How Does a Business Plan Work?

If you have an idea for starting a new venture, a business plan can help you determine if your business idea is viable. There's no point in starting a business if there is little or no chance that the business will be profitable, and a business plan helps to figure out your chances of success.

In many cases, people starting new businesses don't have the money they need to start the business they want to start. If start-up financing is required, you must have an investor-ready business plan to show potential investors that demonstrates how the proposed business will be profitable.

Since the business plan contains detailed financial projections, forecasts about your business's performance, and a marketing plan, it's an incredibly useful tool for everyday business planning. To be as effective as possible, it should be reviewed regularly and updated as required.

Business owners have leeway when crafting their business plan outline. They can be short or long, and they can include whatever detail you think will be useful. There are basic templates you can work from, and you'll likely notice some common elements if you look up examples of business plans.

Market Analysis

The market analysis will reveal whether there is sufficient demand for your product or service in your target market. If the market is already saturated, your business model will need to be changed (or scrapped).

Competitive Analysis

The competitive analysis will examine the strengths and weaknesses of the competition and help direct your strategy for garnering a share of the market in your marketing plan. If the existing market is dominated by established competitors, for instance, you will have to come up with a marketing plan to lure customers from the competition (lower prices, better service, etc.).

Management Plan

The management plan outlines your business structure, management, and staffing requirements.
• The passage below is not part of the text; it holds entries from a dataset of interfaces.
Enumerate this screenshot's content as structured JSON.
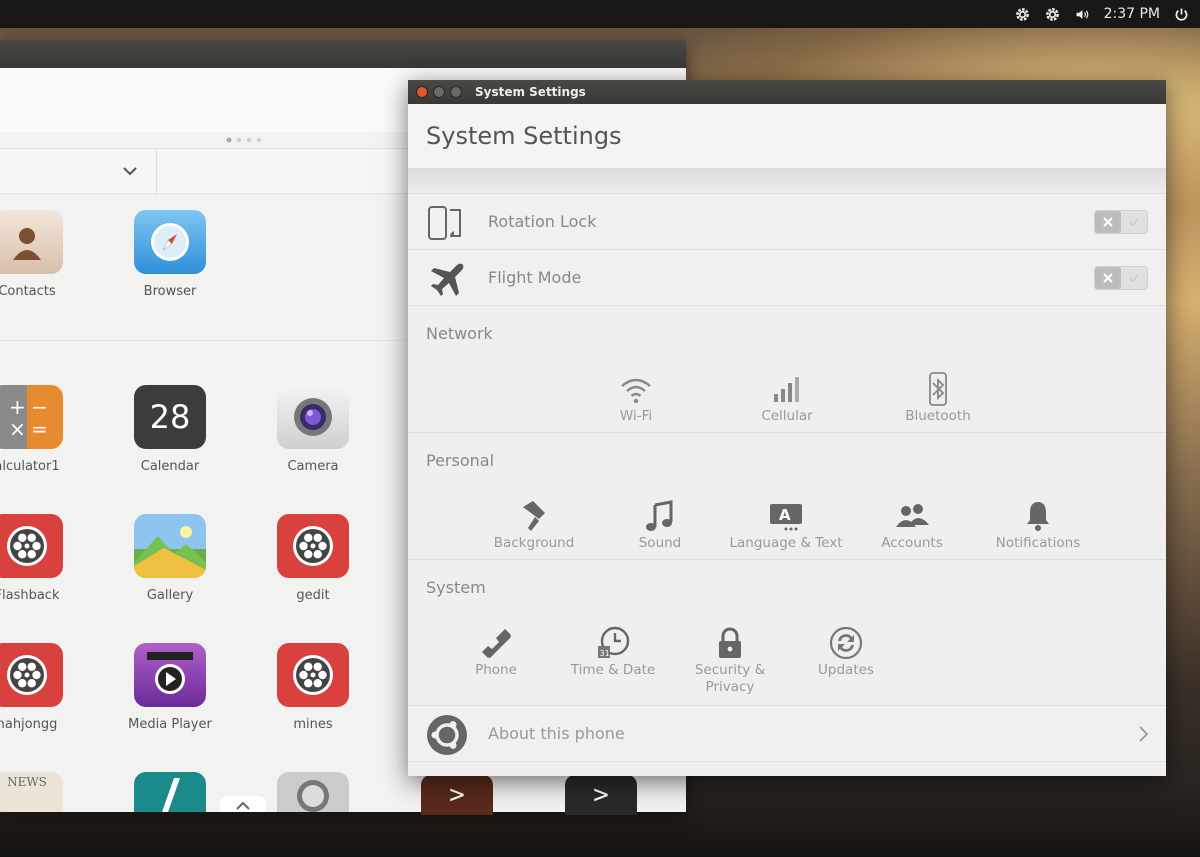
{
  "top_panel": {
    "icons": [
      "gear-icon",
      "gear-icon",
      "volume-icon",
      "power-icon"
    ],
    "clock": "2:37 PM"
  },
  "apps_window": {
    "apps": [
      {
        "label": "Contacts",
        "icon": "contacts-icon"
      },
      {
        "label": "Browser",
        "icon": "browser-icon"
      },
      {
        "label": "alculator1",
        "icon": "calculator-icon"
      },
      {
        "label": "Calendar",
        "icon": "calendar-icon",
        "badge": "28"
      },
      {
        "label": "Camera",
        "icon": "camera-icon"
      },
      {
        "label": "Flashback",
        "icon": "film-reel-icon"
      },
      {
        "label": "Gallery",
        "icon": "gallery-icon"
      },
      {
        "label": "gedit",
        "icon": "film-reel-icon"
      },
      {
        "label": "nahjongg",
        "icon": "film-reel-icon"
      },
      {
        "label": "Media Player",
        "icon": "media-player-icon"
      },
      {
        "label": "mines",
        "icon": "film-reel-icon"
      }
    ],
    "news_label": "NEWS",
    "terminal_glyph": ">"
  },
  "settings": {
    "window_title": "System Settings",
    "heading": "System Settings",
    "toggles": [
      {
        "label": "Rotation Lock",
        "icon": "rotation-lock-icon",
        "on": false
      },
      {
        "label": "Flight Mode",
        "icon": "airplane-icon",
        "on": false
      }
    ],
    "sections": [
      {
        "title": "Network",
        "items": [
          {
            "label": "Wi-Fi",
            "icon": "wifi-icon"
          },
          {
            "label": "Cellular",
            "icon": "cellular-icon"
          },
          {
            "label": "Bluetooth",
            "icon": "bluetooth-icon"
          }
        ]
      },
      {
        "title": "Personal",
        "items": [
          {
            "label": "Background",
            "icon": "paint-roller-icon"
          },
          {
            "label": "Sound",
            "icon": "music-note-icon"
          },
          {
            "label": "Language & Text",
            "icon": "language-icon"
          },
          {
            "label": "Accounts",
            "icon": "accounts-icon"
          },
          {
            "label": "Notifications",
            "icon": "bell-icon"
          }
        ]
      },
      {
        "title": "System",
        "items": [
          {
            "label": "Phone",
            "icon": "phone-icon"
          },
          {
            "label": "Time & Date",
            "icon": "clock-icon"
          },
          {
            "label": "Security & Privacy",
            "icon": "lock-icon"
          },
          {
            "label": "Updates",
            "icon": "updates-icon"
          }
        ]
      }
    ],
    "about": {
      "label": "About this phone",
      "icon": "ubuntu-logo-icon"
    }
  },
  "colors": {
    "close_button": "#e05a2e",
    "film_red": "#d8413d",
    "calculator_orange": "#e88a30",
    "panel_bg": "#1a1816"
  }
}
If your business requires specific employee and management expertise, you will need a strategy for finding and hiring qualified staff and retaining them.

Operating Plan

The operating plan describes your facilities, equipment, inventory, and supply requirements. Business location and accessibility are critical for many businesses. If this is the case for your business, you will need to scout potential sites. If your proposed business requires parts or raw materials to produce goods to be sold to customers, you will need to investigate potential supply chains.

Financial Plan

The financial plan is the determining factor as to whether your proposed business idea is likely to be a success. If financing is required, your financial plan will determine how likely you are to obtain start-up funding in the form of equity or debt financing from banks, angel investors, or venture capitalists. You can have a great idea for a business, along with excellent marketing, management, and operational plans, but if the financial plan shows that the business will not be profitable enough, then the business model is not viable and there's no point in starting that venture.

Business Plan vs. Investment Proposal

Business Plan vs. Investment Proposal
Business Plan Investment Proposal
Internal document External document
Guides decision-making within the business Attempts to convince those outside the company to invest in the business

A business plan is similar to an investment proposal. In fact, investment proposals are sometimes called investor-ready business plans. Generally speaking, they both have the same contents. You can think of an investment proposal as a business plan with a different audience.

The business plan is largely an internal document, intended to guide the decisions of executives, managers, and employees. The investment proposal, on the other hand, is designed to be presented to external agencies.

Key Takeaways

  • A business plan is a detailed road map that explains what the company's goals are and how it will achieve them.
  • The exact details of a business plan will depend on the intended audience and the nature of the business.
  • It's a good idea to regularly revisit your business plan so you know it's as accurate, realistic, and detailed as possible.